The one seemed easy enough. Find a few notable players coming off injury or poor performance who had something to prove in 2018 and explain what they had to prove and why. It didn’t take long for me to put together a list of more than 50 players, but it took a lot longer for me to whittle it down. So, if you think someone’s missing from the six names I wound up with . . . you’re right!
Monthly Archives: February 2018
My latest for The Athletic takes a five-word comment from rookie Red Sox manager Alex Cora and spins it into roughly 1,000 words on how the J.D. Martinez signing impacts Hanley Ramirez’s role on the 2018 team, concluding that it is just as easy to see Cora’s comment as brilliant as it is to see it as boneheaded.
My latest for The Athletic looks at free agents who signed after the offseason was technically over, listing both the richest contracts handed out after pitchers and catchers had reported to camp and the top performances by players who signed that late. I pitched the piece in anticipation of this spring yielding both the richest contract handed out after pitchers and catchers reported and the most contracts with a guarantee of at least eight-figures agreed to at such a late date. Both records were set while I was researching and writing it, and there will be more where those came from given the quality of free agents still remaining on the market now a week past pitchers and catchers. My goal here, as it so often is, was to put all of that in context.
I don’t yet know the extent to which I will be taking part in The Athletic‘s baseball coverage this season, but I’m nonetheless very happy to have made my debut on the site. That comes via a ranking of the best batteries in baseball, in honor of pitchers and catchers reporting earlier this week.
This marks the first time that my writing has ever appeared behind a paywall online. That is no accident. I have long been an advocate of free access to content. However, given the realities of the industry these days, my frustration over the auto-play clutter burdening the articles at SI.com, and my strong belief in both The Athletic‘s approach to the written word and its presentation and the people putting that approach into practice, I had no hesitation in signing on to what they are doing.
If you haven’t subscribed yet, you can get a free one-week trial and 25 percent off for the first year. There may even be a free t-shirt involved.
Meanwhile, I’m already at work on my next piece for the site, due up early next week.
This is not my debut with The Hardball Times. I wrote a “Five Questions” Yankees preview for them way back in 2006. However, I always enjoy being able to dig into baseball history, and I’m particularly interested in the aesthetics of the game. Given my current free agency, I was thrilled to get a chance to nerd out with this look at the origins of the nicknames of every major league team. What acrobatic troupe was the source of a turn-of-the-century Dodgers nickname? How many American League nicknames originated in the National League? What the heck is a Phillie? Is Astro even a word? All the answers can be found here.
Here are some clips from my appearance on MLB Now on Monday with Dan O’Dowd, Joel Sherman, and host Scott Braun.
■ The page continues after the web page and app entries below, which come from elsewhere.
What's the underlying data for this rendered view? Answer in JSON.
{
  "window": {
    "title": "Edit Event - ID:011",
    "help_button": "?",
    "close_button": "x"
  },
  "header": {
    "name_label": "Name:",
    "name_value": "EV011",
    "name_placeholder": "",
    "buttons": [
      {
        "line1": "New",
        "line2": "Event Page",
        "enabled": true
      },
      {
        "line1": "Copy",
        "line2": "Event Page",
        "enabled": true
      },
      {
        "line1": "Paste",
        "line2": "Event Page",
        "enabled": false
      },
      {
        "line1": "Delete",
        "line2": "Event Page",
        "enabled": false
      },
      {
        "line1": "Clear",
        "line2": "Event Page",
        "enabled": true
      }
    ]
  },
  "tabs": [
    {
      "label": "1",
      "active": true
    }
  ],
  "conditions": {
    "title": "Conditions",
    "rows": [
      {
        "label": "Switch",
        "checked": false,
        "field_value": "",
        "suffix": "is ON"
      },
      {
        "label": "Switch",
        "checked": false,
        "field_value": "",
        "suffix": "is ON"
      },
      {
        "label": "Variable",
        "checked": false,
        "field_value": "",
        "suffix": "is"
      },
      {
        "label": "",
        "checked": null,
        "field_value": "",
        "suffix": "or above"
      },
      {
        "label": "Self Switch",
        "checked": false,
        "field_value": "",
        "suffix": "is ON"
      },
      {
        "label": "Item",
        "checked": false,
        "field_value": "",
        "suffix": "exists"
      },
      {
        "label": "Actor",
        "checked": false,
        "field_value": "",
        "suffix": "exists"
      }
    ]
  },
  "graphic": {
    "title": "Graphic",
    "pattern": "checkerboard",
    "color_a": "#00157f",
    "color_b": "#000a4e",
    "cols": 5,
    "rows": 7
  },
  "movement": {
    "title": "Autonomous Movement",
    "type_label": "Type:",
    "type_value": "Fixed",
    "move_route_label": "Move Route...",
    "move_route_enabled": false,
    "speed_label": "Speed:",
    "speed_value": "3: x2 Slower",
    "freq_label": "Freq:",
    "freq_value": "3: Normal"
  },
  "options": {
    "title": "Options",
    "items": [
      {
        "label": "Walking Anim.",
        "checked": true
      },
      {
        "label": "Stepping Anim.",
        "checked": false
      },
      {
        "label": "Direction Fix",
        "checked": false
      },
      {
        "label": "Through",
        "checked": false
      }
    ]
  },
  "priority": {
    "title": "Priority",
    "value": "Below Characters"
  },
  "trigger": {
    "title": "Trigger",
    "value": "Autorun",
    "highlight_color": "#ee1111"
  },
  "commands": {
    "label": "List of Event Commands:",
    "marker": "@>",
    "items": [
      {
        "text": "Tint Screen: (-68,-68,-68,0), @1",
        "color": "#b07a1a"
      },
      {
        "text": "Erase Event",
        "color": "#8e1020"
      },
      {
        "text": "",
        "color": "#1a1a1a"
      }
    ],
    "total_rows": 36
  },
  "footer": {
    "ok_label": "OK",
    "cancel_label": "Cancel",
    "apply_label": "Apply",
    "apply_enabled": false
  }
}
On George Springer’s two-year contract with the Astros, buying out two of his three arbitration years:
On the teams in the middle that should be aggressive right now in pursuit of a possible playoff berth (I focus on the Twins):
On Marlins catcher J.T. Realmuto’s request for a trade:
On the top 10 pitchers right now, who’s number one, and where Stephen Strasburg fits on the list:
As for the top seven pitchers I mention in that clip, here’s my list, with the caveat that this was a hastily assembled list assembled while researching other topics in the small window between our production meeting and air time. Given more time, I might return a slightly different result:
1. Max Scherzer
2. Corey Kluber
3. Clayton Kershaw
4. Chris Sale
5. Justin Verlander
6. Madison Bumgarner
7. Zack Greinke
One of my New Year’s resolutions is to try to update this site more often, even it is just to catalog my output. Here, then, is my latest appearance on The Infinite Inning podcast. Steve leads with a personal remembrance of the late Oscar Gamble, then digs in on the Mets’ decision to draft Steve Chilcott ahead of Reggie Jackson in 1966. I then join for a conversation that includes some behind-the-scenes experiences at the MLB Network, including surprise meetings with Bill James and Jim Thome, the quasi-retirement of former number-one pick Mark Appel, the excessive depth of modern prospect lists, the importance of developmental age, Bryce Harper, Shohei Ohtani, Yu Darvish, the Dodgers’ rotation, Julio Urias, and the retirement of Davey Lopes.
Also, I will be back on MLB Now on Monday, live at 2pm ET on the MLB Network. Set your DVR!